# Work item
Your answer should repeat every line of the records below in which the word "cacert" appears.

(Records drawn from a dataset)
+-------+

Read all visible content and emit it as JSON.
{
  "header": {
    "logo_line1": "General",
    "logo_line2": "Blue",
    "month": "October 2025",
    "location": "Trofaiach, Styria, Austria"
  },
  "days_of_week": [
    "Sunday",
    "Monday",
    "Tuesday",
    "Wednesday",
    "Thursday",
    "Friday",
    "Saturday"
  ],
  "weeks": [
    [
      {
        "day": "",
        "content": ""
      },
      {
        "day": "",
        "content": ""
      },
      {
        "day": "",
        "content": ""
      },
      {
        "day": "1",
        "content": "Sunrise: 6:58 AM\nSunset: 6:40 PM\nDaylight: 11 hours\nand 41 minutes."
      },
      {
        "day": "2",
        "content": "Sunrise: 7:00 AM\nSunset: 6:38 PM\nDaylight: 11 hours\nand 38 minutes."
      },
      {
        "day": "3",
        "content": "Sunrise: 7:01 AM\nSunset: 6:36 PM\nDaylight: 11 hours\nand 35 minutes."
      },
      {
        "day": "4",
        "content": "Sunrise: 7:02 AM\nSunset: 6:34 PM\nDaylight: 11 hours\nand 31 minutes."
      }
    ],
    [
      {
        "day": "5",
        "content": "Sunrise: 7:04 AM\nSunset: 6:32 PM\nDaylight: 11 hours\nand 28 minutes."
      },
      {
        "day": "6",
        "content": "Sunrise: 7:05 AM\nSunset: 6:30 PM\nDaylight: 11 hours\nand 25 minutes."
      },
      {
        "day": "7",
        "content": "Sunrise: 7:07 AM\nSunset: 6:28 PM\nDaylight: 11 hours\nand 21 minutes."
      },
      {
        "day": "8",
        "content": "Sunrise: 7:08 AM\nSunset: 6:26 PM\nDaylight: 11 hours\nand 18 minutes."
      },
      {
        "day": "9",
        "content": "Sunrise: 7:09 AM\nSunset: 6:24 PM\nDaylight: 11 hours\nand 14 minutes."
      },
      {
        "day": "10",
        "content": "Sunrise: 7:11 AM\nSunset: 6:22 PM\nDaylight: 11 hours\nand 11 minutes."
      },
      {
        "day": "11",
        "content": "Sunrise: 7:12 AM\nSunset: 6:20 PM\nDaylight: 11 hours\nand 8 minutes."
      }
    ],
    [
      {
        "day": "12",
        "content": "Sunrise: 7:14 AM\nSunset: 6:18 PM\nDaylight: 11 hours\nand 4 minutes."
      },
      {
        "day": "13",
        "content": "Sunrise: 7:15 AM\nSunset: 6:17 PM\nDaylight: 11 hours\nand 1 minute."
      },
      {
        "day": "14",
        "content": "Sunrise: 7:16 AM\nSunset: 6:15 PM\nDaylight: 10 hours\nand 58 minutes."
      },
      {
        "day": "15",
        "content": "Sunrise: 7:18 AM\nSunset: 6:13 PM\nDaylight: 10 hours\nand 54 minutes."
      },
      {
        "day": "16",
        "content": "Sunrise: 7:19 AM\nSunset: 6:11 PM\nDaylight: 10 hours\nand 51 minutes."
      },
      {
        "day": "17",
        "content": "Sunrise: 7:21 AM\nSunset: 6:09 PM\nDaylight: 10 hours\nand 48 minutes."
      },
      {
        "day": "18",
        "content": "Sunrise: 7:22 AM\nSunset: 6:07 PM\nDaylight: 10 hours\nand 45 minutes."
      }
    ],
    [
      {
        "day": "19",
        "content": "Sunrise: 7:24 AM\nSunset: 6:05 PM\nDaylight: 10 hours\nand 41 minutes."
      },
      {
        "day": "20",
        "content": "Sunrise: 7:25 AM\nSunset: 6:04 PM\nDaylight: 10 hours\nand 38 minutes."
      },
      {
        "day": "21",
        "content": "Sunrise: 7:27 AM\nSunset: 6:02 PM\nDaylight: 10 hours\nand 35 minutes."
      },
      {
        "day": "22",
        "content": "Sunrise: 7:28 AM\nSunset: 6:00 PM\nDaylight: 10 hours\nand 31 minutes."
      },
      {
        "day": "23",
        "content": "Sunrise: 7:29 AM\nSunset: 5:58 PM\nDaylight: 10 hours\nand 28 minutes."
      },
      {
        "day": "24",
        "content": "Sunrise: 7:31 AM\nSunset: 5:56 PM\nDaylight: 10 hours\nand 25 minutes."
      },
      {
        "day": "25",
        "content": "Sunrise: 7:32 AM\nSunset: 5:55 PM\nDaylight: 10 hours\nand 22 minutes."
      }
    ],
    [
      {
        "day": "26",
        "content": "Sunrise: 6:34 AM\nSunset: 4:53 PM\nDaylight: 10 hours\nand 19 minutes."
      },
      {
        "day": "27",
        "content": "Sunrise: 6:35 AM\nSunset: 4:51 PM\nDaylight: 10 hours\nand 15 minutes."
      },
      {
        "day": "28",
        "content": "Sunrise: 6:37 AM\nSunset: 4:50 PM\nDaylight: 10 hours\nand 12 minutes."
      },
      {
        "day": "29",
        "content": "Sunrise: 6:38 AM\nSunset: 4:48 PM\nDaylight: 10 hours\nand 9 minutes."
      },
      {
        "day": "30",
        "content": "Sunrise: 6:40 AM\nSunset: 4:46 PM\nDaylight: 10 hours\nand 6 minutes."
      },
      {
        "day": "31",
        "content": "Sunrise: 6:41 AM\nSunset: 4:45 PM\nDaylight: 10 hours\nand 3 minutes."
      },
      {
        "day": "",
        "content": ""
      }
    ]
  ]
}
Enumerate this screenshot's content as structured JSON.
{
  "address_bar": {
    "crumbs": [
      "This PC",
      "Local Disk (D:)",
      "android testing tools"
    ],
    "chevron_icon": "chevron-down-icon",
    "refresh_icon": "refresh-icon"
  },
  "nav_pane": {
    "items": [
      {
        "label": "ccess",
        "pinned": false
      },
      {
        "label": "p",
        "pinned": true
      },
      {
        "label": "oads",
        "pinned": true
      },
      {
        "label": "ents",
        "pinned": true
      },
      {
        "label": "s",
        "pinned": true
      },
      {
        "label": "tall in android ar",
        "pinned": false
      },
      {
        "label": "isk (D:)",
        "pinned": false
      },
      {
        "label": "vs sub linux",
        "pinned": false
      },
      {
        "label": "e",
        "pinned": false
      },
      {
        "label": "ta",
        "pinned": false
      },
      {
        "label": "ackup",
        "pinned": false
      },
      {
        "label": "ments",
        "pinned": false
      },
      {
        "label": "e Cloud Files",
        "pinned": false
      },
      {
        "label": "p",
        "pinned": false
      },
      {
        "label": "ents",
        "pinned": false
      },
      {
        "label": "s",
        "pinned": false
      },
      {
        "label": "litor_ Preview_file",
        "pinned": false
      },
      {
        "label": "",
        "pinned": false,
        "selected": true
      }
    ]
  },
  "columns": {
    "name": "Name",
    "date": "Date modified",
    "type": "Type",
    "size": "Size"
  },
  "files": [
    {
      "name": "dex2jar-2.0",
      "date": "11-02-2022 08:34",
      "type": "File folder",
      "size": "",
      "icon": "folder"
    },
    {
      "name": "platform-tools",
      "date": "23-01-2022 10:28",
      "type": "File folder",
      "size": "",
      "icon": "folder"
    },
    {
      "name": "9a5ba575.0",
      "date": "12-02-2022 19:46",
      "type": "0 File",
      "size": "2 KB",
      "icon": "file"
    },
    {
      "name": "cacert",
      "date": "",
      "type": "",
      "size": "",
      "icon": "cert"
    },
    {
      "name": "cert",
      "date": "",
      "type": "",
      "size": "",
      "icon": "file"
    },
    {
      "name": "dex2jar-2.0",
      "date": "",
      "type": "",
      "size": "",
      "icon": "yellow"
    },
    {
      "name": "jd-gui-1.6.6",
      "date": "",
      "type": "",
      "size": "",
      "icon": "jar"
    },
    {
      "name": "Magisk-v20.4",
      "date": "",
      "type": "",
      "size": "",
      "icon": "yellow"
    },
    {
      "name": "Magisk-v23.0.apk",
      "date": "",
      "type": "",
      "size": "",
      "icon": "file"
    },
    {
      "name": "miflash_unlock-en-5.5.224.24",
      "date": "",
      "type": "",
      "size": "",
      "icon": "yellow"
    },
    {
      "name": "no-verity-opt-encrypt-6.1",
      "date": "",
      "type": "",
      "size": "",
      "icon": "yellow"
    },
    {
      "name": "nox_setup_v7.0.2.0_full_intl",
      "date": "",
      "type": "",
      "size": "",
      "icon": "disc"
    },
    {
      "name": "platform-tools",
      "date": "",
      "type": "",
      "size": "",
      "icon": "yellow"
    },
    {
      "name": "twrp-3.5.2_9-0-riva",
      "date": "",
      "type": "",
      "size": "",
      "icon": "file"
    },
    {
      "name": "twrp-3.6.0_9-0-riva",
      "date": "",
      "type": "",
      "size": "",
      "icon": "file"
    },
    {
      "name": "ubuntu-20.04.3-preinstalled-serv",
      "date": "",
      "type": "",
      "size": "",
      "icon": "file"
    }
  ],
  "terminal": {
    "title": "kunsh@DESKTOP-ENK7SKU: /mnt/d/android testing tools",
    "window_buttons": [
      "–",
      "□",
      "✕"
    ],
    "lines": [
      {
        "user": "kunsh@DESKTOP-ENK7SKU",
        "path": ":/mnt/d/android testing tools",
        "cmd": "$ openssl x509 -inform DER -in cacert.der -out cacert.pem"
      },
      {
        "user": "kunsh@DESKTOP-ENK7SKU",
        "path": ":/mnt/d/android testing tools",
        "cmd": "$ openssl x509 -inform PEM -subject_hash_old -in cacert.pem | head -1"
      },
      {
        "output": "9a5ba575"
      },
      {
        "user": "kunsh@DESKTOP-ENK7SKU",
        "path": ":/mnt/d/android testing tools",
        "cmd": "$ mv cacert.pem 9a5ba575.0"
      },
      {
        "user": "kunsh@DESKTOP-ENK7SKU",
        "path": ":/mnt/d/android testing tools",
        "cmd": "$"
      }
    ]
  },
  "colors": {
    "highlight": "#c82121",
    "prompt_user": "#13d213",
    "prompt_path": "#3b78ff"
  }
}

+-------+

# Answer below
      "name": "cacert",
        "cmd": "$ openssl x509 -inform DER -in cacert.der -out cacert.pem"
        "cmd": "$ openssl x509 -inform PEM -subject_hash_old -in cacert.pem | head -1"
        "cmd": "$ mv cacert.pem 9a5ba575.0"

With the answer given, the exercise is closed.